What does it mean to love with all our strength?
It is the one part of Deuteronomy 6:5 that is often brushed over in the Christian tradition. Strength is associated with weight rooms and body builders not churches and people of faith.
In the Jewish tradition, the word for “strength” has also been bypassed and given alternative meanings. Some theologians have chosen to translate it as “wealth” or “possessions” instead of “strength.”
The Hebrew word (b’kol me’odekhah) has, at its root, a connotation of “extra” or “more.”
In this context, the verse may actually be referring to:
“loving God with all your heart, all your soul, and all the more that you are. … All the more commands the mending of relation, for it takes us beyond the conﬁnes of ego into the more of moving towards the neighbor. God confronts man with the demand to turn to his human neighbor, and in doing so, to turn back to God Himself.”¹
To love God with all your strength (or “more”) means that anything under your responsibility should be cultivated in love towards God.
I have responsibilities towards my neighbor, my community, my money, possessions and actions. And in all of these, I cultivate all my powers that I may love God in purity and earnest.
Therefore, the message and commandment of this verse is not merely to love God with your whole self. God is commanding us to love him with all that we are, in all of our existence, and beyond. If the command was only “Love God with your heart, soul, and mind,” we would be left with a love for God that exists inwardly. Even though this inward love can be expressed outwardly, it is not existent outwardly.
By adding “strength” it becomes a command that is essentially communal, to have your love for God literally live outside of you as well. In between you and your neighbor is where this love for God originates and is found. It is like pouring water from your own glass into a fountain where anyone can come and drink. When we give a hungry man food we are not simply showing him our love for him and God — we are helping Godʼs love exist in a new place.
Our love for God becomes something that is beyond us, it is out there. Hence, Johnʼs insistence that to love God, you must love your brother!² A love for God that does not exist outside of ourselves, is not a complete love for God.
We need to begin to see our love for God in this light. It is not simply the idea of expressing to others our love for God in our hearts. It is understanding that our love for God cannot exist unless it exists in our relationships with others.

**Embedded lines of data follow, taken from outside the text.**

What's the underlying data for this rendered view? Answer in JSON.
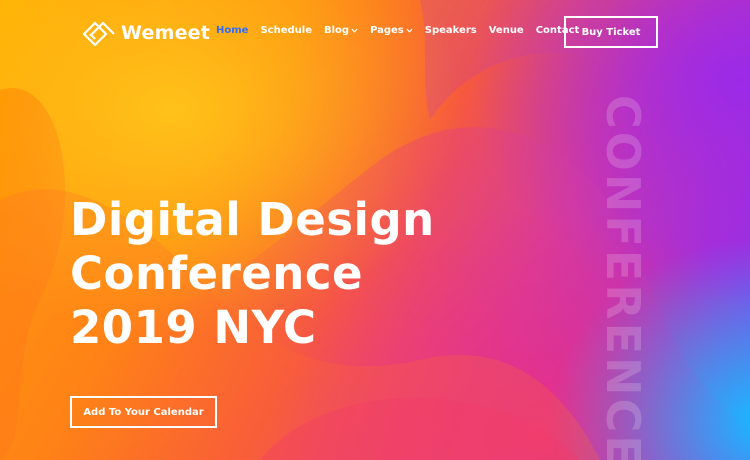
{
  "brand": {
    "name": "Wemeet",
    "logo_icon": "wemeet-logo-icon"
  },
  "nav": {
    "items": [
      {
        "label": "Home",
        "active": true,
        "dropdown": false
      },
      {
        "label": "Schedule",
        "active": false,
        "dropdown": false
      },
      {
        "label": "Blog",
        "active": false,
        "dropdown": true
      },
      {
        "label": "Pages",
        "active": false,
        "dropdown": true
      },
      {
        "label": "Speakers",
        "active": false,
        "dropdown": false
      },
      {
        "label": "Venue",
        "active": false,
        "dropdown": false
      },
      {
        "label": "Contact",
        "active": false,
        "dropdown": false
      }
    ],
    "cta_label": "Buy Ticket",
    "active_color": "#2f6cff"
  },
  "hero": {
    "headline_lines": [
      "Digital Design",
      "Conference",
      "2019 NYC"
    ],
    "calendar_button_label": "Add To Your Calendar",
    "vertical_watermark": "CONFERENCE"
  },
  "colors": {
    "yellow": "#ffc21a",
    "orange": "#ff8a10",
    "pink": "#f02a7e",
    "purple": "#9b2ae8",
    "blue": "#1ab8ff"
  }
}
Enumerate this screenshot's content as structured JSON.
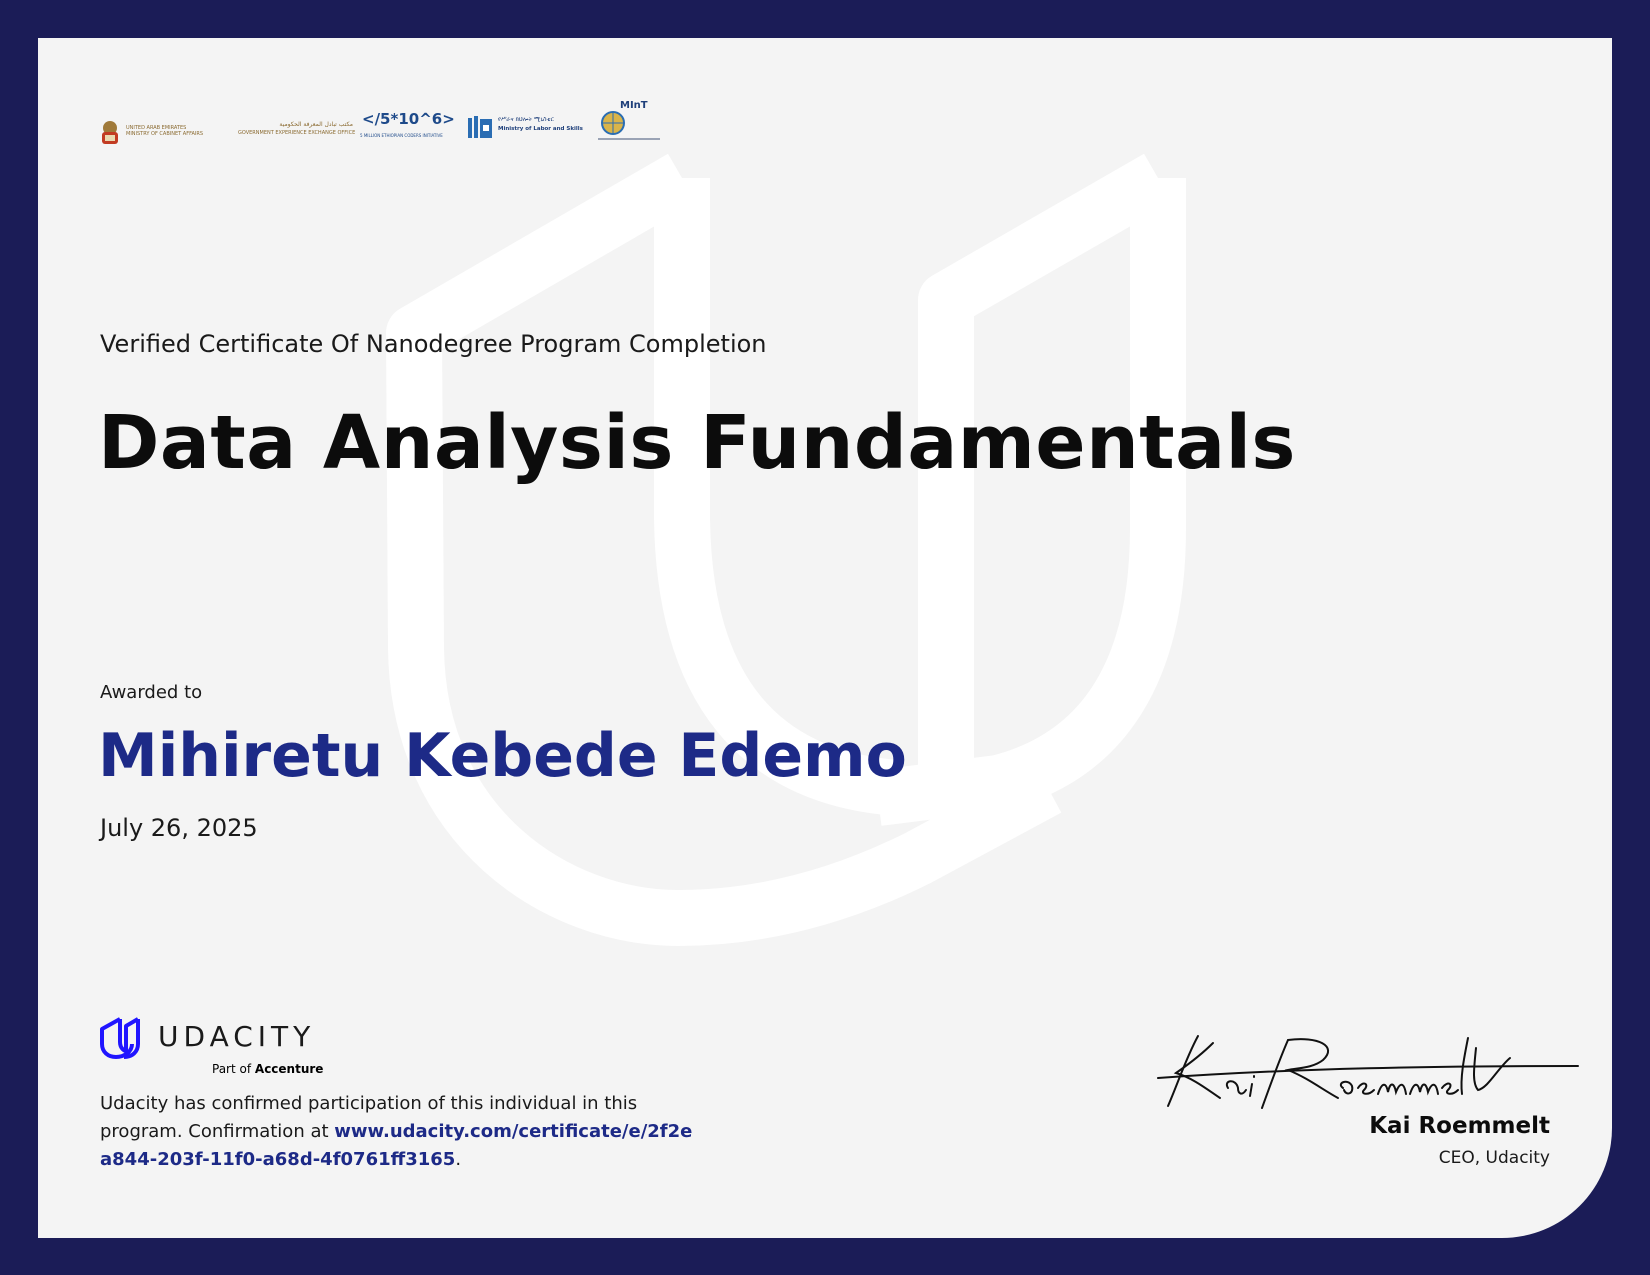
{
  "certificate": {
    "subtitle": "Verified Certificate Of Nanodegree Program Completion",
    "course_title": "Data Analysis Fundamentals",
    "awarded_label": "Awarded to",
    "recipient": "Mihiretu Kebede Edemo",
    "date": "July 26, 2025"
  },
  "partner_logos": [
    {
      "name": "uae-ministry-logo",
      "line1": "UNITED ARAB EMIRATES",
      "line2": "MINISTRY OF CABINET AFFAIRS"
    },
    {
      "name": "government-experience-exchange-logo",
      "line1": "مكتب تبادل المعرفة الحكومية",
      "line2": "GOVERNMENT EXPERIENCE EXCHANGE OFFICE"
    },
    {
      "name": "five-million-coders-logo",
      "line1": "</5*10^6>",
      "line2": "5 MILLION ETHIOPIAN CODERS INITIATIVE"
    },
    {
      "name": "ministry-labor-skills-logo",
      "line1": "የሥራና ክህሎት ሚኒስቴር",
      "line2": "Ministry of Labor and Skills"
    },
    {
      "name": "mint-logo",
      "line1": "MInT",
      "line2": ""
    }
  ],
  "brand": {
    "wordmark": "UDACITY",
    "sub_prefix": "Part of",
    "sub_company": "Accenture",
    "colors": {
      "icon": "#2015ff",
      "background": "#1b1c57",
      "accent": "#1d2a87"
    }
  },
  "confirmation": {
    "text_before": "Udacity has confirmed participation of this individual in this program. Confirmation at ",
    "url": "www.udacity.com/certificate/e/2f2ea844-203f-11f0-a68d-4f0761ff3165",
    "text_after": "."
  },
  "signature": {
    "signer_name": "Kai Roemmelt",
    "signer_role": "CEO, Udacity"
  }
}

¹Morgan, Michael L.; Pollock, Benjamin. Philosopher As Witness. SUNY Press 2008. 158.
²1 John 4:21